(Records from a data source)
★ ★ ★ ★ ★

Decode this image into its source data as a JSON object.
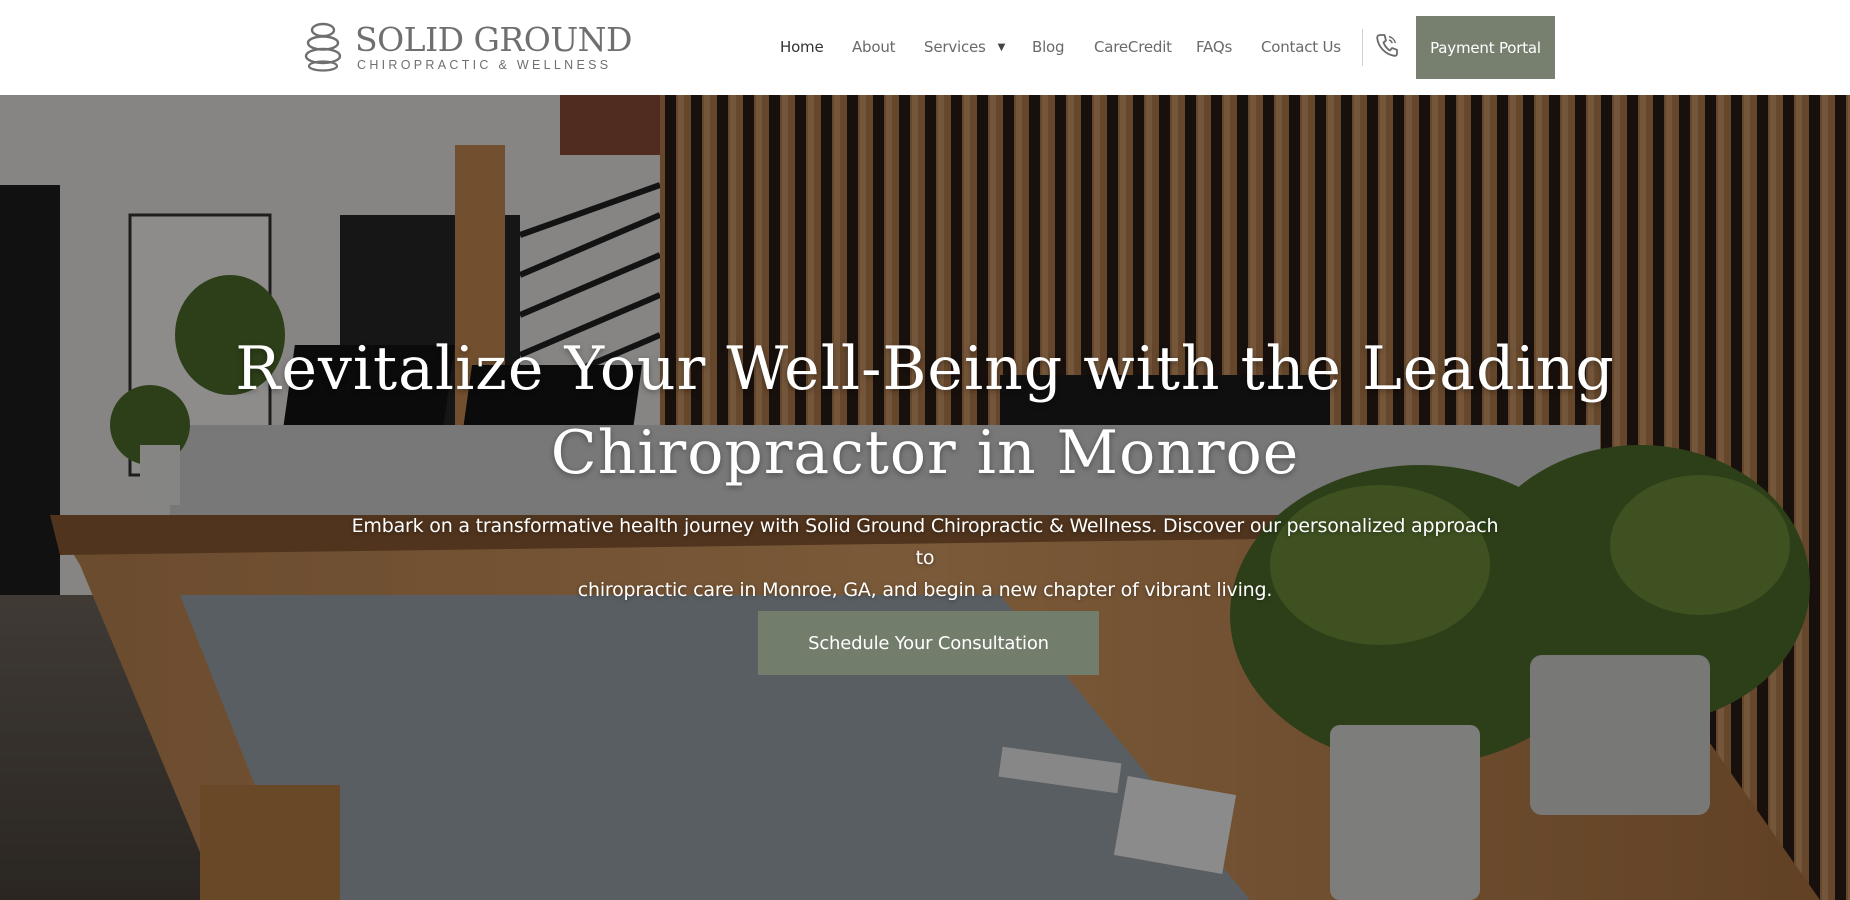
{
  "brand": {
    "name": "SOLID GROUND",
    "tagline": "CHIROPRACTIC & WELLNESS"
  },
  "nav": {
    "items": [
      {
        "label": "Home",
        "active": true
      },
      {
        "label": "About"
      },
      {
        "label": "Services",
        "dropdown": true
      },
      {
        "label": "Blog"
      },
      {
        "label": "CareCredit"
      },
      {
        "label": "FAQs"
      },
      {
        "label": "Contact Us"
      }
    ],
    "phone_icon": "phone-icon",
    "payment_label": "Payment Portal"
  },
  "hero": {
    "title_line1": "Revitalize Your Well-Being with the Leading",
    "title_line2": "Chiropractor in Monroe",
    "text_line1": "Embark on a transformative health journey with Solid Ground Chiropractic & Wellness. Discover our personalized approach to",
    "text_line2": "chiropractic care in Monroe, GA, and begin a new chapter of vibrant living.",
    "cta_label": "Schedule Your Consultation",
    "background_image": "reception desk with wood slat wall and plants"
  },
  "colors": {
    "accent": "#77806f",
    "nav_text": "#6a6a6a",
    "logo_text": "#6f6f6f"
  }
}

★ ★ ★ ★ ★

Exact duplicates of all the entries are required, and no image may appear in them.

▶ [Expected answer]
Decode this image into its source data as a JSON object.
{
  "brand": {
    "name": "SOLID GROUND",
    "tagline": "CHIROPRACTIC & WELLNESS"
  },
  "nav": {
    "items": [
      {
        "label": "Home",
        "active": true
      },
      {
        "label": "About"
      },
      {
        "label": "Services",
        "dropdown": true
      },
      {
        "label": "Blog"
      },
      {
        "label": "CareCredit"
      },
      {
        "label": "FAQs"
      },
      {
        "label": "Contact Us"
      }
    ],
    "phone_icon": "phone-icon",
    "payment_label": "Payment Portal"
  },
  "hero": {
    "title_line1": "Revitalize Your Well-Being with the Leading",
    "title_line2": "Chiropractor in Monroe",
    "text_line1": "Embark on a transformative health journey with Solid Ground Chiropractic & Wellness. Discover our personalized approach to",
    "text_line2": "chiropractic care in Monroe, GA, and begin a new chapter of vibrant living.",
    "cta_label": "Schedule Your Consultation",
    "background_image": "reception desk with wood slat wall and plants"
  },
  "colors": {
    "accent": "#77806f",
    "nav_text": "#6a6a6a",
    "logo_text": "#6f6f6f"
  }
}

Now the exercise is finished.